Shared Resources for Conservation Documentation

Michael Skalka
Conservation Administrator, National Gallery of Art

Aneed exists to preserve treatment information held by private conservators and institutions. Such records provide working files and archives for conservators, curators and visiting scholars. Despite a reluctance to accept electronic media for creating permanent records, it is inevitable that conservators will increase their reliance on electronic record keeping. Preservation of these valuable records is a concern as the volume of material grows in terms of both quantity and technological complexity. Networked computers, such as the Internet and intranets, may offer a cost effective, practical solution to the dissemination and ultimately the preservation of these records.

An Institutional Approach to the Collections Care of Electronic Art

Jill Sterret &
Justin Graham
San Francisco Museum of Modern Art.

Justin Graham is the Media Arts Program Assistant at the San Francisco Museum of Modern Art. He is responsible for the research, installation and maintenance of the Media Arts artworks and programs.

Jill Sterrett is a paper conservator at the San Francisco Museum of Modern Art. She is one of the many conservators at SFMOMA who contributed to the discussion about care of the museum's media arts collection.

Collecting electronic art involves a number of unique preservation dilemmas. While it is important to study the preservation of videotape, it is critical to understand that the electronic artwork comprises more than a given video format - it includes other components such as monitors, projectors and playback units, to name just a few. The life of an electronic artwork can be understood as a fluid one - one that evolves as video formats change and/or components deteriorate or become obsolete due to age or market fluctuations. Conserving media works questions the degree to which they need to be maintained as much as reconstructed to a faithful state each time they are to be shown.

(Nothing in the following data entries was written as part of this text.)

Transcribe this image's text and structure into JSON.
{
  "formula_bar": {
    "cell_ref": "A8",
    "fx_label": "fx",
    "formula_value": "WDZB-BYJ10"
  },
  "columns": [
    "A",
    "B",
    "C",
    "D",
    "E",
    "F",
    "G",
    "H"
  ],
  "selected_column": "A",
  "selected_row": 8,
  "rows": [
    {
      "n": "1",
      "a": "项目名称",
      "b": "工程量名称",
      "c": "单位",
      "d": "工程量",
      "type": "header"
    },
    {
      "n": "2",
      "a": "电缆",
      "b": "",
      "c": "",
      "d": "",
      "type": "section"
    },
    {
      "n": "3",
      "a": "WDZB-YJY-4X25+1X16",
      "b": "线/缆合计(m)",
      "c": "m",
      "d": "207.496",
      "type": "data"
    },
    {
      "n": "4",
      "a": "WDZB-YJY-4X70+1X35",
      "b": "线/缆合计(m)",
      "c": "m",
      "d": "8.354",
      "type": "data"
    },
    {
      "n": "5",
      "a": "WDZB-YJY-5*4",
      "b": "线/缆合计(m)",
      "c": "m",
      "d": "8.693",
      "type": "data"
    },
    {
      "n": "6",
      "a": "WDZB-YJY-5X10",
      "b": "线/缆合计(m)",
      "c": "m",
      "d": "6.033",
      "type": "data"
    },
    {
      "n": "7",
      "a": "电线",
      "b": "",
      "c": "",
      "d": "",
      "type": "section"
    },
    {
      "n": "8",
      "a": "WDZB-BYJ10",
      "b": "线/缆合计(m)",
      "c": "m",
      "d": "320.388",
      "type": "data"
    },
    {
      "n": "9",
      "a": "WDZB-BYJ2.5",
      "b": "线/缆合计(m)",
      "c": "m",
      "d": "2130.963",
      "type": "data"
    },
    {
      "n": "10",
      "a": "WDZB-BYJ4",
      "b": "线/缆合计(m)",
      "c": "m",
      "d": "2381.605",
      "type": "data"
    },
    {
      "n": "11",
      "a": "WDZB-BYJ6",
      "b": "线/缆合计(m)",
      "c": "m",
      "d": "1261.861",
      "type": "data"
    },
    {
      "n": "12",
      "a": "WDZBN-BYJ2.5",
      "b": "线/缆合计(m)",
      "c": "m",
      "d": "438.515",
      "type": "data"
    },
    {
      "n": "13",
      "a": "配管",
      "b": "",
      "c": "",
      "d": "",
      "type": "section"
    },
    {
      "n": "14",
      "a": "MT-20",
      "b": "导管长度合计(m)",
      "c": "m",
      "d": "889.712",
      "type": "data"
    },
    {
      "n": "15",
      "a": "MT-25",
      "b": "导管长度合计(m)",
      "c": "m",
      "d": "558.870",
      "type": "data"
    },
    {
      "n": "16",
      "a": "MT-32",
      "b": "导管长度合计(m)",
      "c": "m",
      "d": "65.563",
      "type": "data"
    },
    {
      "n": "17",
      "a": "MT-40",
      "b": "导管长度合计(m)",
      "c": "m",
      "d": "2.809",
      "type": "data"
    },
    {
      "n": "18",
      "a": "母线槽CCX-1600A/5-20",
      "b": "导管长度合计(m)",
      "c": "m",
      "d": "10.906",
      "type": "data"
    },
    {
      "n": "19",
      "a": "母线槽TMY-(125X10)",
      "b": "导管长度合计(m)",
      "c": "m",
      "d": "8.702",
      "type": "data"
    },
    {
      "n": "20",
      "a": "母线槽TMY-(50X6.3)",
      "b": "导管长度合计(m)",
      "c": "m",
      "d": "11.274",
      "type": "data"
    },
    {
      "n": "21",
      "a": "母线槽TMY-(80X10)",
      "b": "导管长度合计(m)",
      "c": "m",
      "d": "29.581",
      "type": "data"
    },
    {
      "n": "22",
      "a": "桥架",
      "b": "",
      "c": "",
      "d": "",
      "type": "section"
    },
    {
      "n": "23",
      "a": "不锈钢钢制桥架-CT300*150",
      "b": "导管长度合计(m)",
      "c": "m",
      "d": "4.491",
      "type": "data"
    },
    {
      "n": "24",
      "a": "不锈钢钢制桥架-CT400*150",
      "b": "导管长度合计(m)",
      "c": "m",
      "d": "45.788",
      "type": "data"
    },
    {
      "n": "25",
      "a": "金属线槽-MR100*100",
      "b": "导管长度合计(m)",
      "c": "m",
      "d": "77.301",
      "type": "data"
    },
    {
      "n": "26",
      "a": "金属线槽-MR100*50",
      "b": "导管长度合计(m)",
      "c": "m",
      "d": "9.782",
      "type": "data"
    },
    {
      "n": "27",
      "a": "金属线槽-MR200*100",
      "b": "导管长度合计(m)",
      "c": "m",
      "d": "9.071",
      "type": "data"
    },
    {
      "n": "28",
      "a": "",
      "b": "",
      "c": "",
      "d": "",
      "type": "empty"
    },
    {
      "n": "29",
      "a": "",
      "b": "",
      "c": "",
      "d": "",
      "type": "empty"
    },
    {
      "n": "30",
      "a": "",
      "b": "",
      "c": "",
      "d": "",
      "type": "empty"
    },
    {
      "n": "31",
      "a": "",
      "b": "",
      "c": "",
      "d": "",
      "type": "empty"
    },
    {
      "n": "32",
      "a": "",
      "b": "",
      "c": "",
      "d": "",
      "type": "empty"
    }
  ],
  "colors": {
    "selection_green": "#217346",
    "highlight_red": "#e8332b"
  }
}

What is needed is an institutional memory which can recall a detailed account of the look, feel and intention of the piece and the institutional foresight to anticipate the future trajectory of its ongoing technological evolution. Preparing for the change and obsolescence of components, acknowledges that any steps taken are inherently temporary, and committing to a process of constant reassessment is central to the long-term care of such collections. The San Francisco Museum of Modern Art has already established a collections care program that can serve as a guide for other institutions who seek to preserve and exhibit electronic artworks.

Conservation Considerations for Electronic Media from the Collection of the Milwaukee Art Museum

James de Young
Senior Conservator Milwaukee Art Museum

James holds a bachelor of science in art from the University of Wisconsin at Oshkosh with majors in painting and radio, television and film. For the past twenty years, he has been at the Milwaukee Art Museum where for the past 15 years he has held the title of Conservator specializing in the conservation of paper. He has received fellowship support for advanced training, notably studying at the Upper Midwest Conservation Association and with Keiko Keyes.

Electronic media is most often defined as magnetic and optical storage formats. The Milwaukee Art Museum has a collection of about 30 light sculptures comprised of what could also be defined as electronic media: neon, florescent, and incandescent lights, delay switches, light sensors, motors, wire, and speakers. The nature of these materials and their use results in consumption necessitating replacement. Obsolescence and manufacturer's modifications often lead to the sculptures being in a permanent state of disrepair or having the artist's intent seriously compromised. Examples of this evolution are presented and several options, including artists' and manufacturers' collaborations are discussed.